--- START ---
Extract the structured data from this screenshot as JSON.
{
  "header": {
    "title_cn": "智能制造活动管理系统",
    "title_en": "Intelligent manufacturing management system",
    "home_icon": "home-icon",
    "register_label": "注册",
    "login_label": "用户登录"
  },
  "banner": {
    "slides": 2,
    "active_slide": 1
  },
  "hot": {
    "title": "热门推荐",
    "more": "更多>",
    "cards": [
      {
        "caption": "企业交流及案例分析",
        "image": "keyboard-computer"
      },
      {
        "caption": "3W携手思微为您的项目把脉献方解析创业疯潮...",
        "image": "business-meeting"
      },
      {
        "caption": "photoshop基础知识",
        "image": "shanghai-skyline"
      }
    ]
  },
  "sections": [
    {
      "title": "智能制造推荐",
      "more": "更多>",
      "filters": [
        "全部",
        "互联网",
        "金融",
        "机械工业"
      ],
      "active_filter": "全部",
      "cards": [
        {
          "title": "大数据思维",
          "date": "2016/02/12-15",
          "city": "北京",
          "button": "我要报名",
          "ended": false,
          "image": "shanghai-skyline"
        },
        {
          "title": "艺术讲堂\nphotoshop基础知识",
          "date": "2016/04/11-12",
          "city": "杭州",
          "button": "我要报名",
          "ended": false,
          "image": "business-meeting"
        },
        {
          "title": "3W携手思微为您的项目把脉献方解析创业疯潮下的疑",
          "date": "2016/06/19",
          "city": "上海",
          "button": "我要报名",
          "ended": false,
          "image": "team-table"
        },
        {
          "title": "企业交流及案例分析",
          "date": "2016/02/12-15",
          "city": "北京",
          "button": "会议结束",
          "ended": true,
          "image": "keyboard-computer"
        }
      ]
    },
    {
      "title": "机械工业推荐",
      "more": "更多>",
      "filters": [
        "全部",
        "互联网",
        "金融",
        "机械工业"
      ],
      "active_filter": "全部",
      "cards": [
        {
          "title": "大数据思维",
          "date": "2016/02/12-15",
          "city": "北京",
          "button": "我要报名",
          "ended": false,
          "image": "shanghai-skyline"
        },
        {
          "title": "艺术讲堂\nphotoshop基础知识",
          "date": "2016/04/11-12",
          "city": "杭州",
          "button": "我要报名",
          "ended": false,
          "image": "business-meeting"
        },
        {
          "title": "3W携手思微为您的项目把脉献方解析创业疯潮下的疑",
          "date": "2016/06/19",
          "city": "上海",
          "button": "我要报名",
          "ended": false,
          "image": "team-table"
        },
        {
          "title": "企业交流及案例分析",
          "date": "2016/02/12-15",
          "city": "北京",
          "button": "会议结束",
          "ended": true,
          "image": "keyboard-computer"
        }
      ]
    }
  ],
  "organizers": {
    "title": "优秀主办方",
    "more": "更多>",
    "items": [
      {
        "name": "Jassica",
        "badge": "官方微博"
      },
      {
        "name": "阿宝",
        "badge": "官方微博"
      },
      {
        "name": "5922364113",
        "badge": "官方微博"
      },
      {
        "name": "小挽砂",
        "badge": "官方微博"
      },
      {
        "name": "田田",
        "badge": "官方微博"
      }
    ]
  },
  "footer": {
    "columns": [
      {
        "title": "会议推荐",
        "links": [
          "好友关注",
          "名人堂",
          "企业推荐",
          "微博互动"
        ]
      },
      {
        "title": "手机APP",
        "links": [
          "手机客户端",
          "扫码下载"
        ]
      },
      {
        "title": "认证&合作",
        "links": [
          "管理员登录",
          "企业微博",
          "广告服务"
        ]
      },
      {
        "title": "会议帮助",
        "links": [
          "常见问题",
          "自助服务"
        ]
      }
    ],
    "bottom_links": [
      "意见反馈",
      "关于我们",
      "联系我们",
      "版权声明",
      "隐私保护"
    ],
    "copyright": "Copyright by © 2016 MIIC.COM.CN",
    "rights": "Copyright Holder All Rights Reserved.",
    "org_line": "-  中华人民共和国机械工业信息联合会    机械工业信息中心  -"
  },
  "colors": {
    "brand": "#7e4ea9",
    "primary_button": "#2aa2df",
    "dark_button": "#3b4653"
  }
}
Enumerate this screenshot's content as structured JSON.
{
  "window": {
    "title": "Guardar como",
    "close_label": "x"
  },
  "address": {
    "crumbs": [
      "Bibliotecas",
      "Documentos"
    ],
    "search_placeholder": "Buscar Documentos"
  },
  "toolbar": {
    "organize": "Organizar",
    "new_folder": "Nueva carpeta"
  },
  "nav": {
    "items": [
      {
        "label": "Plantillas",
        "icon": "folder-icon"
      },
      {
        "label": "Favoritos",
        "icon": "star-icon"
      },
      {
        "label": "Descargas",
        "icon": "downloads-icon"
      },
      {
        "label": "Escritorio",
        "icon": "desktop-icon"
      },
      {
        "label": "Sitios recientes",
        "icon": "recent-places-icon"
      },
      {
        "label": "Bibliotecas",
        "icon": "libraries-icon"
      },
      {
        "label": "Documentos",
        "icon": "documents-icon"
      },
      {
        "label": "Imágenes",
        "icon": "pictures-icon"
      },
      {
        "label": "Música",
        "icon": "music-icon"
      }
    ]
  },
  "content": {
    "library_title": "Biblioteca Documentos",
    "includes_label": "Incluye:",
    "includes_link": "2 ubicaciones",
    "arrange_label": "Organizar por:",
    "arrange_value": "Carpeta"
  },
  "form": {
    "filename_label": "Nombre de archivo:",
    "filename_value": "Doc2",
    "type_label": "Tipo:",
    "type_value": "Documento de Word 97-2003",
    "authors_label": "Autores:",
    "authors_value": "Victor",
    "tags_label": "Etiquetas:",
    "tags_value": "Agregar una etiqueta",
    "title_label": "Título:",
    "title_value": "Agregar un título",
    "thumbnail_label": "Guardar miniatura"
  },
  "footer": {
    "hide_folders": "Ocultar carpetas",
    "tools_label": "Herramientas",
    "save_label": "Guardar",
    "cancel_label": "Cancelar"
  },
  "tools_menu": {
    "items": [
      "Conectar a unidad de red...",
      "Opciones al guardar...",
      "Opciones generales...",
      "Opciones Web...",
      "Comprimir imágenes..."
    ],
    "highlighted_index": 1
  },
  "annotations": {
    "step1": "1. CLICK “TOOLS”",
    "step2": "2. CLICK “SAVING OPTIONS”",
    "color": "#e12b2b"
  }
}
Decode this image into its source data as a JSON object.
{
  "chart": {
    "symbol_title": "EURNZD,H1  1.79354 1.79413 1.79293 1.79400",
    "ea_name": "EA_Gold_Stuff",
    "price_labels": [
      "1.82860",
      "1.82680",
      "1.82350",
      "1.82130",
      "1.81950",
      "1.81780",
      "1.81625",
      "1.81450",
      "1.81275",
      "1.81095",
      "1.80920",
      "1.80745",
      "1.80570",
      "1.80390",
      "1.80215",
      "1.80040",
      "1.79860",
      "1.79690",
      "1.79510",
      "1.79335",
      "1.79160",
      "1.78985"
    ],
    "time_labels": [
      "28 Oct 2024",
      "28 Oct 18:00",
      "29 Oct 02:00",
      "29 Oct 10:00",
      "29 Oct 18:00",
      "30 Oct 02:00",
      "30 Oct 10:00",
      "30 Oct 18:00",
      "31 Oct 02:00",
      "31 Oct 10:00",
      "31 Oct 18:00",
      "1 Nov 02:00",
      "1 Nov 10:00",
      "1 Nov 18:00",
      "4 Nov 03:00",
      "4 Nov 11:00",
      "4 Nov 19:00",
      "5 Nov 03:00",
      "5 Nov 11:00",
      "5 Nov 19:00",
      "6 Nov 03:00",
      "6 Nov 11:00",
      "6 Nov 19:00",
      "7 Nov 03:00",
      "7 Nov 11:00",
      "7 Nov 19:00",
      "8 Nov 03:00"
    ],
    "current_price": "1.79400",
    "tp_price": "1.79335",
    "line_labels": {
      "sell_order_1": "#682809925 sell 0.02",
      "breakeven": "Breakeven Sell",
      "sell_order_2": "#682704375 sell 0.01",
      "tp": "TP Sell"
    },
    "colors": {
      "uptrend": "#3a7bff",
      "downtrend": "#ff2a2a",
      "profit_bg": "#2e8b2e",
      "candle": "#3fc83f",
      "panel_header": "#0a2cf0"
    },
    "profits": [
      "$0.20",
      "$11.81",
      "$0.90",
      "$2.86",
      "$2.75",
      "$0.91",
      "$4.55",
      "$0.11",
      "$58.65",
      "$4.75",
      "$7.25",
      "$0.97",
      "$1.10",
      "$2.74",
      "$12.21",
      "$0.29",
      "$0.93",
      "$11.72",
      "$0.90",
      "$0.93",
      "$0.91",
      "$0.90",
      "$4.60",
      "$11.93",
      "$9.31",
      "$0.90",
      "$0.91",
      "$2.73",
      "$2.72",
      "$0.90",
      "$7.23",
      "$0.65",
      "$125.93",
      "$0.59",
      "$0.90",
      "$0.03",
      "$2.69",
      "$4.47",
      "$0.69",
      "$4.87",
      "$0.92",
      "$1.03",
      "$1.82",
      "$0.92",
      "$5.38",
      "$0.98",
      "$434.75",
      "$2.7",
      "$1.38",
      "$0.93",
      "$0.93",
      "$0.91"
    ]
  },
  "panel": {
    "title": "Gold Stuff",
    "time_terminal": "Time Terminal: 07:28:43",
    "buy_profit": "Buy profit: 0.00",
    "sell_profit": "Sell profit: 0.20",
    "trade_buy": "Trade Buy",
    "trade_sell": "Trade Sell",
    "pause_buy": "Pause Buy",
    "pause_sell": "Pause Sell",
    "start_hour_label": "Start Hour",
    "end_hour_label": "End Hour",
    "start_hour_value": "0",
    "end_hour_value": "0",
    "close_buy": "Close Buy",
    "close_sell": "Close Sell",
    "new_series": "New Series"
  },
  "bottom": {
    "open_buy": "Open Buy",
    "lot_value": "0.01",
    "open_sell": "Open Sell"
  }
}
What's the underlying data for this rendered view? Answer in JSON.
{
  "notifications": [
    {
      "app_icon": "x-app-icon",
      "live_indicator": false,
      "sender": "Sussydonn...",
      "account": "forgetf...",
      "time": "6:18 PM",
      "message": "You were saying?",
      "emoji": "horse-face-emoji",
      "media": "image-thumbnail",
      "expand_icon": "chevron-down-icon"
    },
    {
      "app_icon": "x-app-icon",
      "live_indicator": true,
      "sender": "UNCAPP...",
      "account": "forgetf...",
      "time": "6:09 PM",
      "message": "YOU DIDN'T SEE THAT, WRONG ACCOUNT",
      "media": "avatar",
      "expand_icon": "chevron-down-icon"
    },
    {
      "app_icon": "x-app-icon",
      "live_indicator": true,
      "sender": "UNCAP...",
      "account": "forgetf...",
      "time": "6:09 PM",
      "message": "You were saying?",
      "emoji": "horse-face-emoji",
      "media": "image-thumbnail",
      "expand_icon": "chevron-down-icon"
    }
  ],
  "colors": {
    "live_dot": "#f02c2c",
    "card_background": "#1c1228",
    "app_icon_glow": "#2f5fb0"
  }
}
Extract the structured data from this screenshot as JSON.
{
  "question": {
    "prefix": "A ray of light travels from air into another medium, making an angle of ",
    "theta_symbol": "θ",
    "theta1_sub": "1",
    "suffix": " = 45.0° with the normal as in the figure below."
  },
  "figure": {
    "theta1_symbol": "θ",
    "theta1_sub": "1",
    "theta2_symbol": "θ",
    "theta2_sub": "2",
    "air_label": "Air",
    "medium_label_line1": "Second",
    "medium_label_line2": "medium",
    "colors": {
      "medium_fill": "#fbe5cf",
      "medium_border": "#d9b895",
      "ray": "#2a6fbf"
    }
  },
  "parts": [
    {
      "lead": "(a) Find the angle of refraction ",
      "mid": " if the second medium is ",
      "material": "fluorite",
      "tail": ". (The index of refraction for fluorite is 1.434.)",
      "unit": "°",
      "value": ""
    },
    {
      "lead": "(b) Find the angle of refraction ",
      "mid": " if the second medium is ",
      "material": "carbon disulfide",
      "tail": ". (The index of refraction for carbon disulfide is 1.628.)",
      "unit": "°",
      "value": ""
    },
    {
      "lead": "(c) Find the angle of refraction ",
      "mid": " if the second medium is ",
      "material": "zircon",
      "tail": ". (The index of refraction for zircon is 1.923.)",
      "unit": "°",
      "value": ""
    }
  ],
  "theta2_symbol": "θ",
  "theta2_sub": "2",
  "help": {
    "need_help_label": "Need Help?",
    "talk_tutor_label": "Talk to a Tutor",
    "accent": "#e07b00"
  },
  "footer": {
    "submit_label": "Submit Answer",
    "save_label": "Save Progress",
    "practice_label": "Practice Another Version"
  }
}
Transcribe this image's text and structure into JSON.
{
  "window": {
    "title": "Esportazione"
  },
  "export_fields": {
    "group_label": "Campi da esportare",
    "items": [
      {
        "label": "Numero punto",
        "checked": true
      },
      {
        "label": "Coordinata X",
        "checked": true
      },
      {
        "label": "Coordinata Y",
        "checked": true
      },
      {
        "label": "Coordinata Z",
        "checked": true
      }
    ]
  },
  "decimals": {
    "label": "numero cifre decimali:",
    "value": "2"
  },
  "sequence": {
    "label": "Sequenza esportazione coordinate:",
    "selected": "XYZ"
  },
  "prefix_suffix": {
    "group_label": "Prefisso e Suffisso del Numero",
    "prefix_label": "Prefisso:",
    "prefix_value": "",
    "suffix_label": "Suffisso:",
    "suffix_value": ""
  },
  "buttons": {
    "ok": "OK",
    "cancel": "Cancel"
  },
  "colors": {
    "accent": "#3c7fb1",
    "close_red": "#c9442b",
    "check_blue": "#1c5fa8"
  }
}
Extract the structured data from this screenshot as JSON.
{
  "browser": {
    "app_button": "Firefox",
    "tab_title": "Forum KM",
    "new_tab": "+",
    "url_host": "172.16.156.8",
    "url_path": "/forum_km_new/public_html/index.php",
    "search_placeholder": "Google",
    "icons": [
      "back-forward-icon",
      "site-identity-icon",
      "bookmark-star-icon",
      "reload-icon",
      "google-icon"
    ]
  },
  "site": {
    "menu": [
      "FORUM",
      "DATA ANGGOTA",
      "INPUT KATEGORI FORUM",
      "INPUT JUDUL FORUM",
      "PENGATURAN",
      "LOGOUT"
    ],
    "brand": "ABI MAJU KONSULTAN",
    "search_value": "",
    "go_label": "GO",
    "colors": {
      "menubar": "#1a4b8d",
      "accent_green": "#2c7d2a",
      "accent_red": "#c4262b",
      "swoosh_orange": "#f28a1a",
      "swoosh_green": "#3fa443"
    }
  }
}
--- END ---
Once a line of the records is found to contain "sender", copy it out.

      "sender": "Sussydonn...",
      "sender": "UNCAPP...",
      "sender": "UNCAP...",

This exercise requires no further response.